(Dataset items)
=== Begin Enclosure ===

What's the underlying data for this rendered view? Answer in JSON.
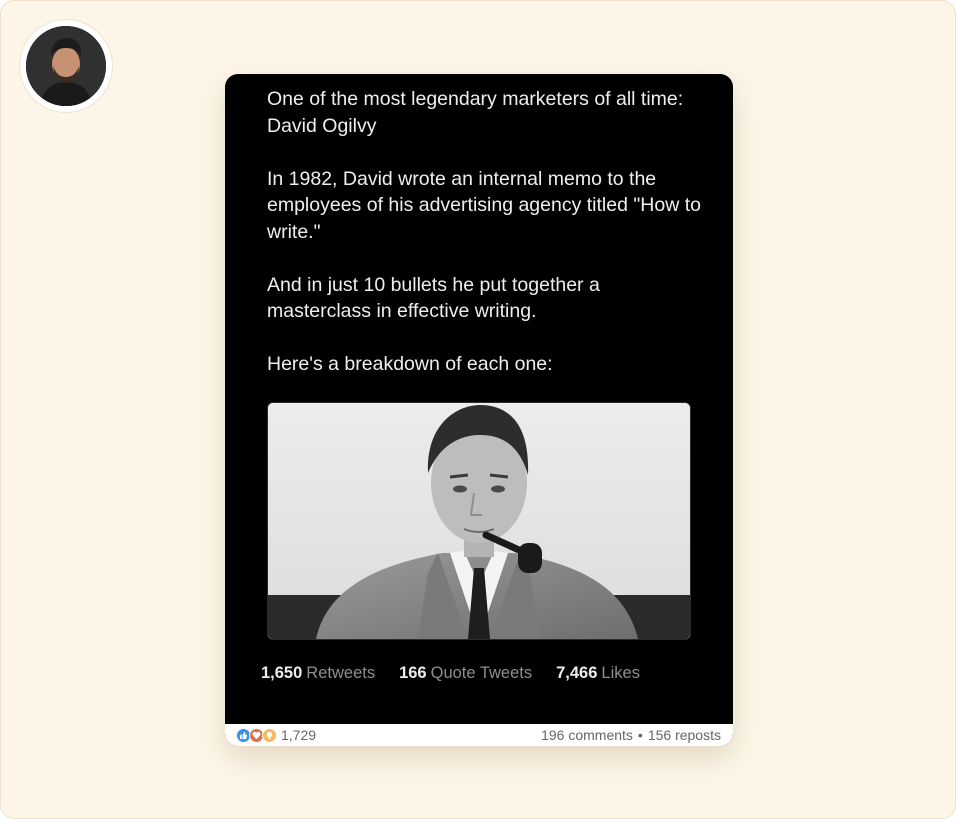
{
  "tweet": {
    "paragraphs": [
      "One of the most legendary marketers of all time: David Ogilvy",
      "In 1982, David wrote an internal memo to the employees of his advertising agency titled \"How to write.\"",
      "And in just 10 bullets he put together a masterclass in effective writing.",
      "Here's a breakdown of each one:"
    ],
    "stats": [
      {
        "value": "1,650",
        "label": "Retweets"
      },
      {
        "value": "166",
        "label": "Quote Tweets"
      },
      {
        "value": "7,466",
        "label": "Likes"
      }
    ]
  },
  "engagement": {
    "reaction_icons": [
      "like-icon",
      "love-icon",
      "insightful-icon"
    ],
    "reaction_count": "1,729",
    "comments": "196 comments",
    "separator": "•",
    "reposts": "156 reposts"
  },
  "colors": {
    "page_background": "#fdf6e8",
    "card_background": "#000000",
    "like_blue": "#378fe9",
    "love_red": "#df704d",
    "insight_yellow": "#f5bb5c"
  }
}
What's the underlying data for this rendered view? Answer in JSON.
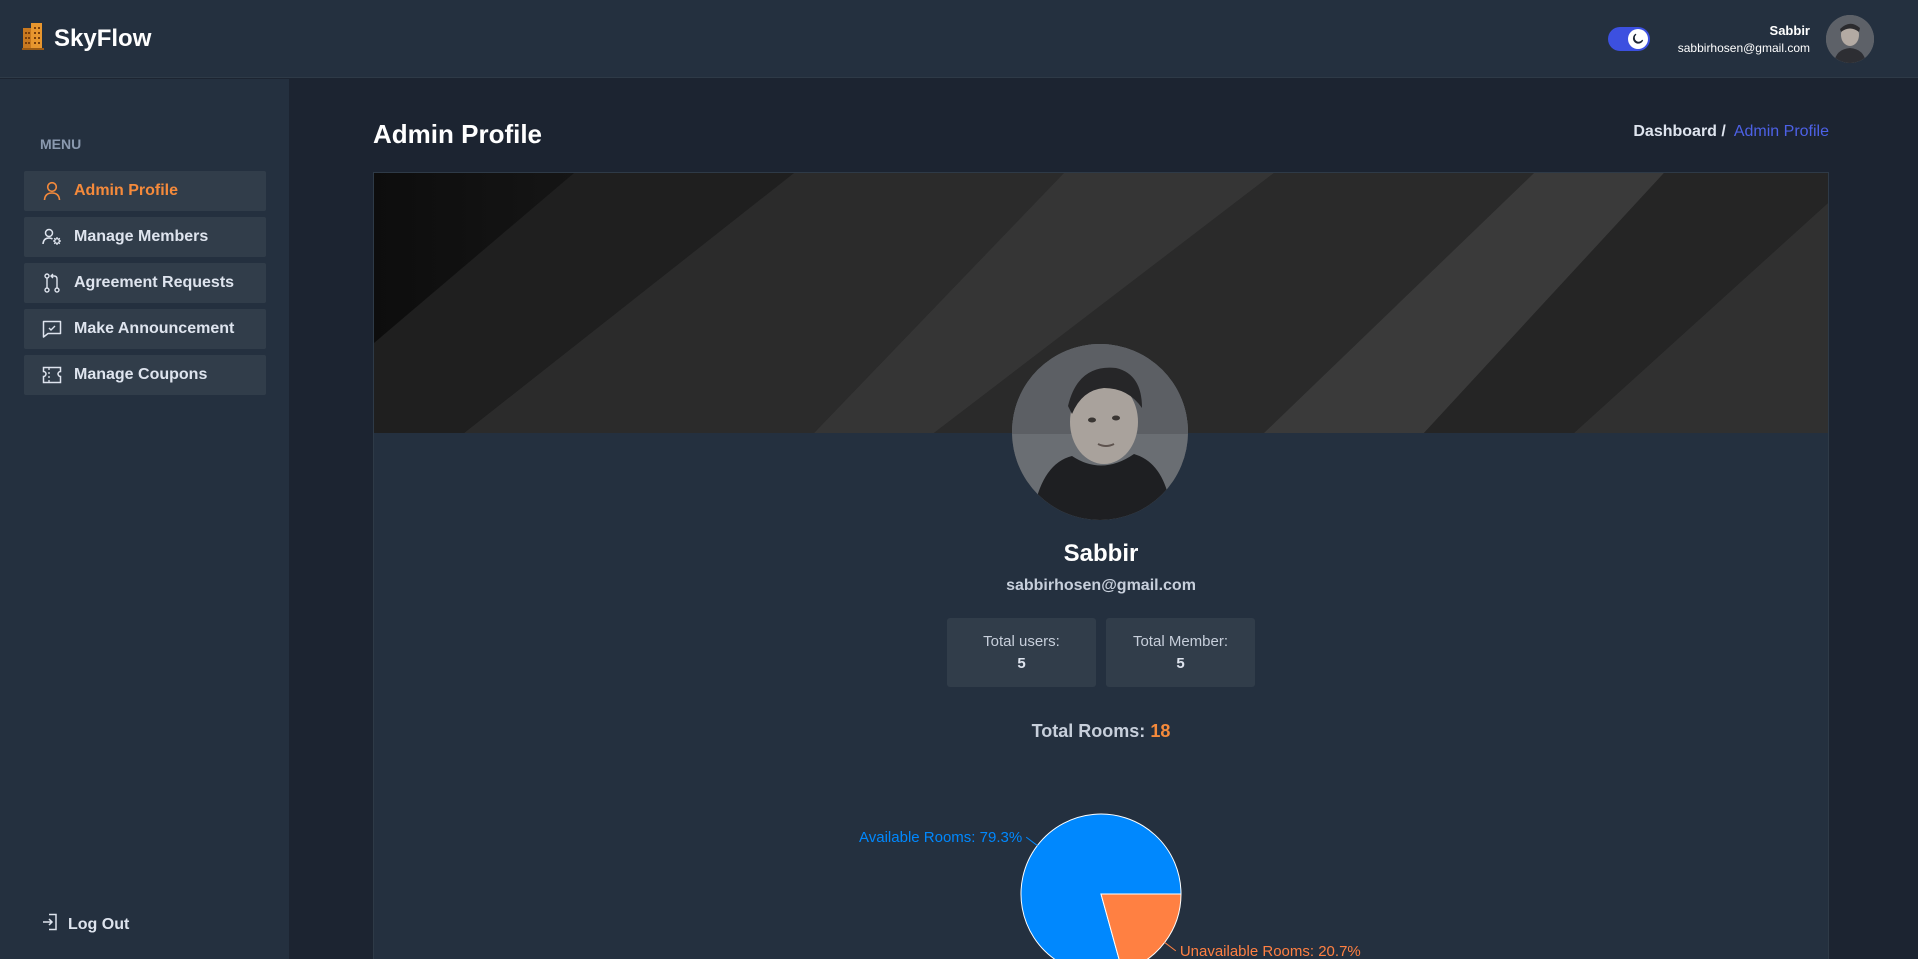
{
  "app": {
    "name": "SkyFlow",
    "theme_toggle": "dark"
  },
  "header": {
    "user_name": "Sabbir",
    "user_email": "sabbirhosen@gmail.com"
  },
  "sidebar": {
    "menu_title": "MENU",
    "items": [
      {
        "label": "Admin Profile",
        "icon": "user-icon",
        "active": true
      },
      {
        "label": "Manage Members",
        "icon": "users-gear-icon",
        "active": false
      },
      {
        "label": "Agreement Requests",
        "icon": "git-pull-request-icon",
        "active": false
      },
      {
        "label": "Make Announcement",
        "icon": "message-square-icon",
        "active": false
      },
      {
        "label": "Manage Coupons",
        "icon": "ticket-icon",
        "active": false
      }
    ],
    "logout_label": "Log Out"
  },
  "page": {
    "title": "Admin Profile",
    "breadcrumb": {
      "parent": "Dashboard /",
      "current": "Admin Profile"
    }
  },
  "profile": {
    "name": "Sabbir",
    "email": "sabbirhosen@gmail.com",
    "stats": [
      {
        "label": "Total users:",
        "value": "5"
      },
      {
        "label": "Total Member:",
        "value": "5"
      }
    ],
    "rooms_label": "Total Rooms:",
    "rooms_value": "18"
  },
  "chart_data": {
    "type": "pie",
    "labels": [
      "Available Rooms: 79.3%",
      "Unavailable Rooms: 20.7%"
    ],
    "categories": [
      "Available Rooms",
      "Unavailable Rooms"
    ],
    "values": [
      79.3,
      20.7
    ],
    "colors": [
      "#0088fe",
      "#ff8042"
    ]
  },
  "colors": {
    "accent": "#3c50e0",
    "active": "#f58a3b",
    "pie_available": "#0088fe",
    "pie_unavailable": "#ff8042"
  }
}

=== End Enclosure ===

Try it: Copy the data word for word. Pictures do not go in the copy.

Your solution:
What's the underlying data for this rendered view? Answer in JSON.
{
  "tweet": {
    "paragraphs": [
      "One of the most legendary marketers of all time: David Ogilvy",
      "In 1982, David wrote an internal memo to the employees of his advertising agency titled \"How to write.\"",
      "And in just 10 bullets he put together a masterclass in effective writing.",
      "Here's a breakdown of each one:"
    ],
    "stats": [
      {
        "value": "1,650",
        "label": "Retweets"
      },
      {
        "value": "166",
        "label": "Quote Tweets"
      },
      {
        "value": "7,466",
        "label": "Likes"
      }
    ]
  },
  "engagement": {
    "reaction_icons": [
      "like-icon",
      "love-icon",
      "insightful-icon"
    ],
    "reaction_count": "1,729",
    "comments": "196 comments",
    "separator": "•",
    "reposts": "156 reposts"
  },
  "colors": {
    "page_background": "#fdf6e8",
    "card_background": "#000000",
    "like_blue": "#378fe9",
    "love_red": "#df704d",
    "insight_yellow": "#f5bb5c"
  }
}
What's the underlying data for this rendered view? Answer in JSON.
{
  "app": {
    "name": "SkyFlow",
    "theme_toggle": "dark"
  },
  "header": {
    "user_name": "Sabbir",
    "user_email": "sabbirhosen@gmail.com"
  },
  "sidebar": {
    "menu_title": "MENU",
    "items": [
      {
        "label": "Admin Profile",
        "icon": "user-icon",
        "active": true
      },
      {
        "label": "Manage Members",
        "icon": "users-gear-icon",
        "active": false
      },
      {
        "label": "Agreement Requests",
        "icon": "git-pull-request-icon",
        "active": false
      },
      {
        "label": "Make Announcement",
        "icon": "message-square-icon",
        "active": false
      },
      {
        "label": "Manage Coupons",
        "icon": "ticket-icon",
        "active": false
      }
    ],
    "logout_label": "Log Out"
  },
  "page": {
    "title": "Admin Profile",
    "breadcrumb": {
      "parent": "Dashboard /",
      "current": "Admin Profile"
    }
  },
  "profile": {
    "name": "Sabbir",
    "email": "sabbirhosen@gmail.com",
    "stats": [
      {
        "label": "Total users:",
        "value": "5"
      },
      {
        "label": "Total Member:",
        "value": "5"
      }
    ],
    "rooms_label": "Total Rooms:",
    "rooms_value": "18"
  },
  "chart_data": {
    "type": "pie",
    "labels": [
      "Available Rooms: 79.3%",
      "Unavailable Rooms: 20.7%"
    ],
    "categories": [
      "Available Rooms",
      "Unavailable Rooms"
    ],
    "values": [
      79.3,
      20.7
    ],
    "colors": [
      "#0088fe",
      "#ff8042"
    ]
  },
  "colors": {
    "accent": "#3c50e0",
    "active": "#f58a3b",
    "pie_available": "#0088fe",
    "pie_unavailable": "#ff8042"
  }
}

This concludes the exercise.